“It was very hard for the guards to stop the inmates from running away as they were so panicked and had to save themselves too,” Antara quoted warden Adhi Yan Ricoh as saying.
Over a hundred inmates staged a separate escape from a prison in Donggala.
Prison warden Saifuddin told Kompas inmates had started a fire in the detention center after authorities refused their demands to be released to check on their families.
In Palu’s Roa-Roa Hotel, which was completely flattened by the quake, many people were still missing.
“Communication is cut off. All we knew is that 24 guests were successfully evacuated and one has died,” hotel owner Ko Jefry told Metro TV on Saturday night. “It is estimated that 50 to 60 people remain trapped.”
Amateur video footage showed trees, buildings and a communications tower being swept through a rural landscape. The landslide was caused by liquification of the soil, according BNPB’s Nugroho.
In other footage shared on social media, a man on the upper floor of a building can be heard shouting frantic warnings of the approaching tsunami to people on the street below. Within minutes a wall of water crashes onto the shore, carrying away buildings and cars. Reuters was not able to immediately authenticate the footage.
Indonesia’s meteorological and geophysics agency BMKG issued a tsunami warning after Friday’s quake, but lifted it 34 minutes later.

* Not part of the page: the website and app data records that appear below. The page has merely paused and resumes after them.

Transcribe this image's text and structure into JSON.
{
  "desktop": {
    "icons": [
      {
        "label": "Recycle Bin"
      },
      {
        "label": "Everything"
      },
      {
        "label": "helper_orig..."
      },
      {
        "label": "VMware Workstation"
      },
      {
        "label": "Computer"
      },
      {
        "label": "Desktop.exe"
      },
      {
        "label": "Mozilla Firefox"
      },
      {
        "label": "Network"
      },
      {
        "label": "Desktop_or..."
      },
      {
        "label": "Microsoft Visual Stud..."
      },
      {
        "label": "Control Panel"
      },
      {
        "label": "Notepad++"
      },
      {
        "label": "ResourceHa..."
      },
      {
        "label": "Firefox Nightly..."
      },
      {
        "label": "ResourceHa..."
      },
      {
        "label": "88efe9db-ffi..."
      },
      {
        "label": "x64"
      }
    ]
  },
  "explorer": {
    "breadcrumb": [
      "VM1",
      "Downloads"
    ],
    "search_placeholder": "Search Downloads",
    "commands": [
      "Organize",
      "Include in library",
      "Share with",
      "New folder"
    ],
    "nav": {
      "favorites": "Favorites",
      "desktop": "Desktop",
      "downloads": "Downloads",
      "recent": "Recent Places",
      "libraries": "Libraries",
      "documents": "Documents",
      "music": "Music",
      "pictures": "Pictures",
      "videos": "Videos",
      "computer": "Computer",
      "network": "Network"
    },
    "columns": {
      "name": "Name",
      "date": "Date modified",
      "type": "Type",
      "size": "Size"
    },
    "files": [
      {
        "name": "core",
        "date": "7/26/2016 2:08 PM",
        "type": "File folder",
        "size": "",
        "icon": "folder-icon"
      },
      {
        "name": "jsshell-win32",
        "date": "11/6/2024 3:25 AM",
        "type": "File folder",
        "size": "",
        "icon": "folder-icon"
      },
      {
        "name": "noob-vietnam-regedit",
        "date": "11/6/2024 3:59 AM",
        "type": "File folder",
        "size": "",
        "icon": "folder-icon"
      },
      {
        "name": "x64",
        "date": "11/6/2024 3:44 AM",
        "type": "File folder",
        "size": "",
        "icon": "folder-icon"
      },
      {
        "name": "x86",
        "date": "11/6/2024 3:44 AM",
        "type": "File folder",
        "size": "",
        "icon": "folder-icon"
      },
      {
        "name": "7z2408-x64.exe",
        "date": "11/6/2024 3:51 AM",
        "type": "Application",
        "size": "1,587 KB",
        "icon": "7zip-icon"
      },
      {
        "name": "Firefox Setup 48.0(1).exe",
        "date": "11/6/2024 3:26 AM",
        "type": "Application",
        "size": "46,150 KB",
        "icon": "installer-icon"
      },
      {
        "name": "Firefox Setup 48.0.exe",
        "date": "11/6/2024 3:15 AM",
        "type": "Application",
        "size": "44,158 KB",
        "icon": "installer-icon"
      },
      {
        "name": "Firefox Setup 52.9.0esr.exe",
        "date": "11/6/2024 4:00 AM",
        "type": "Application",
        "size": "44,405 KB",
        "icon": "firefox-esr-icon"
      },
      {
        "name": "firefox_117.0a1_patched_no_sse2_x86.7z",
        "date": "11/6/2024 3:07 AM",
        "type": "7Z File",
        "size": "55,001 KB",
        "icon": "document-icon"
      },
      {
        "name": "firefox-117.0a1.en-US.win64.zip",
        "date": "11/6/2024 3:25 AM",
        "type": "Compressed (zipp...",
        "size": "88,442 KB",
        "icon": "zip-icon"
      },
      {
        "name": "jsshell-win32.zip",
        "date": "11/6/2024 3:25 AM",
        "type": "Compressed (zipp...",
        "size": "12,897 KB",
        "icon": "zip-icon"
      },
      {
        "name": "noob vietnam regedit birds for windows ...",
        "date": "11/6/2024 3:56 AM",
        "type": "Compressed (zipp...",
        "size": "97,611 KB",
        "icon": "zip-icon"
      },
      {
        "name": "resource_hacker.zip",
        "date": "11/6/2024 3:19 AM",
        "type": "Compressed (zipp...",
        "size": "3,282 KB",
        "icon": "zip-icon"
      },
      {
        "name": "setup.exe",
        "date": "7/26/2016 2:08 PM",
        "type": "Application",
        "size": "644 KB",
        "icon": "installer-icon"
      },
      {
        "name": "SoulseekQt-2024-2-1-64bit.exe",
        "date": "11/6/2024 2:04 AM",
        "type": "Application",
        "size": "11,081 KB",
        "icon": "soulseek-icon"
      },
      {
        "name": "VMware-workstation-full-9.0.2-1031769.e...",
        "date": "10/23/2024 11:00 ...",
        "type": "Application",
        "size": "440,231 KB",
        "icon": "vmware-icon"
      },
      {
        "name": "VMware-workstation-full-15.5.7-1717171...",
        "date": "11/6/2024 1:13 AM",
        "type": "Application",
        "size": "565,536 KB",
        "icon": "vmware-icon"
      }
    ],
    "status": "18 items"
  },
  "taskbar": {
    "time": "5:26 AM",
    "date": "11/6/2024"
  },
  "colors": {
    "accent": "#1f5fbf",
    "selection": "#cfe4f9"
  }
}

The agency was widely criticized for withdrawing the warning too quickly, though officials said they estimated the waves had come within the time the warning was in force.
The military has started sending in cargo planes with aid from Jakarta and other cities, authorities said, but evacuees still badly needed food and other basic necessities.
Palu’s airport was damaged in the quake, but was reopened for limited commercial flights on Sunday, authorities said.
Indonesia sits on the Pacific Ring of Fire and is regularly hit by earthquakes, including the devastating Boxing Day 2004 earthquake and tsunami that killed more than 120,000 in northern Aceh province alone.
In August, a series of major quakes killed more than 500 people in the tourist island of Lombok and destroyed dozens of villages along its northern coast.
Palu was hit by tsunami in 1927 and 1968, according to BNPB.